WHAT YOU WILL DO:
Please repeat the whole listing verbatim.

□ □ □

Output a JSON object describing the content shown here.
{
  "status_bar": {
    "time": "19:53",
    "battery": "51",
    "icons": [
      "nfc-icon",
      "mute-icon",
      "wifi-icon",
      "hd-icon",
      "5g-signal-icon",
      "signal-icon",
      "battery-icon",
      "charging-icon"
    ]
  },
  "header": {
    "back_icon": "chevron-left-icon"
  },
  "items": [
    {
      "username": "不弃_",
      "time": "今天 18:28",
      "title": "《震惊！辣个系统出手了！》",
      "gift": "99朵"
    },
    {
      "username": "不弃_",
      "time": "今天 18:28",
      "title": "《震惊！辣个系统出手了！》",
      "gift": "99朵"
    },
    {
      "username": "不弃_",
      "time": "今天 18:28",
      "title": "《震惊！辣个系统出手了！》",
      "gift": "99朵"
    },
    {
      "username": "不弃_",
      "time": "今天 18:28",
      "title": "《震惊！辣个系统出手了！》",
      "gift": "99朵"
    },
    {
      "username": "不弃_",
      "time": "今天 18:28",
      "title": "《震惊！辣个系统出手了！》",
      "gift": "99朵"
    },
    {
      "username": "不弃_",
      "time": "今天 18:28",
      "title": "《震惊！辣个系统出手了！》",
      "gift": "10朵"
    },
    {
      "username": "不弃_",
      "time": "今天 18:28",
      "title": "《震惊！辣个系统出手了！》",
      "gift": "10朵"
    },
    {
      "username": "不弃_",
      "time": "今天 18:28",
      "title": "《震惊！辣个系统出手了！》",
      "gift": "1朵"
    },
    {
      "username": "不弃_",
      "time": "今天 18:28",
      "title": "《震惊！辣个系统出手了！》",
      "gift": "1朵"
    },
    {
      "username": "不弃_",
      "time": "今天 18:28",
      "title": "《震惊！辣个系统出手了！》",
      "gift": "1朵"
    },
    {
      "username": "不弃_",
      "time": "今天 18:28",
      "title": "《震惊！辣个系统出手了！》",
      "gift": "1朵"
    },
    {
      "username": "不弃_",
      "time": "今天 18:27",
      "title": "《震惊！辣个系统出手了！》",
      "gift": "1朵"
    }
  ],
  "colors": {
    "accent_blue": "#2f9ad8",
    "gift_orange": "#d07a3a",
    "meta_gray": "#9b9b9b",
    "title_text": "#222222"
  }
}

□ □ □

SOLUTION TO THE PROBLEM:
Output a JSON object describing the content shown here.
{
  "status_bar": {
    "time": "19:53",
    "battery": "51",
    "icons": [
      "nfc-icon",
      "mute-icon",
      "wifi-icon",
      "hd-icon",
      "5g-signal-icon",
      "signal-icon",
      "battery-icon",
      "charging-icon"
    ]
  },
  "header": {
    "back_icon": "chevron-left-icon"
  },
  "items": [
    {
      "username": "不弃_",
      "time": "今天 18:28",
      "title": "《震惊！辣个系统出手了！》",
      "gift": "99朵"
    },
    {
      "username": "不弃_",
      "time": "今天 18:28",
      "title": "《震惊！辣个系统出手了！》",
      "gift": "99朵"
    },
    {
      "username": "不弃_",
      "time": "今天 18:28",
      "title": "《震惊！辣个系统出手了！》",
      "gift": "99朵"
    },
    {
      "username": "不弃_",
      "time": "今天 18:28",
      "title": "《震惊！辣个系统出手了！》",
      "gift": "99朵"
    },
    {
      "username": "不弃_",
      "time": "今天 18:28",
      "title": "《震惊！辣个系统出手了！》",
      "gift": "99朵"
    },
    {
      "username": "不弃_",
      "time": "今天 18:28",
      "title": "《震惊！辣个系统出手了！》",
      "gift": "10朵"
    },
    {
      "username": "不弃_",
      "time": "今天 18:28",
      "title": "《震惊！辣个系统出手了！》",
      "gift": "10朵"
    },
    {
      "username": "不弃_",
      "time": "今天 18:28",
      "title": "《震惊！辣个系统出手了！》",
      "gift": "1朵"
    },
    {
      "username": "不弃_",
      "time": "今天 18:28",
      "title": "《震惊！辣个系统出手了！》",
      "gift": "1朵"
    },
    {
      "username": "不弃_",
      "time": "今天 18:28",
      "title": "《震惊！辣个系统出手了！》",
      "gift": "1朵"
    },
    {
      "username": "不弃_",
      "time": "今天 18:28",
      "title": "《震惊！辣个系统出手了！》",
      "gift": "1朵"
    },
    {
      "username": "不弃_",
      "time": "今天 18:27",
      "title": "《震惊！辣个系统出手了！》",
      "gift": "1朵"
    }
  ],
  "colors": {
    "accent_blue": "#2f9ad8",
    "gift_orange": "#d07a3a",
    "meta_gray": "#9b9b9b",
    "title_text": "#222222"
  }
}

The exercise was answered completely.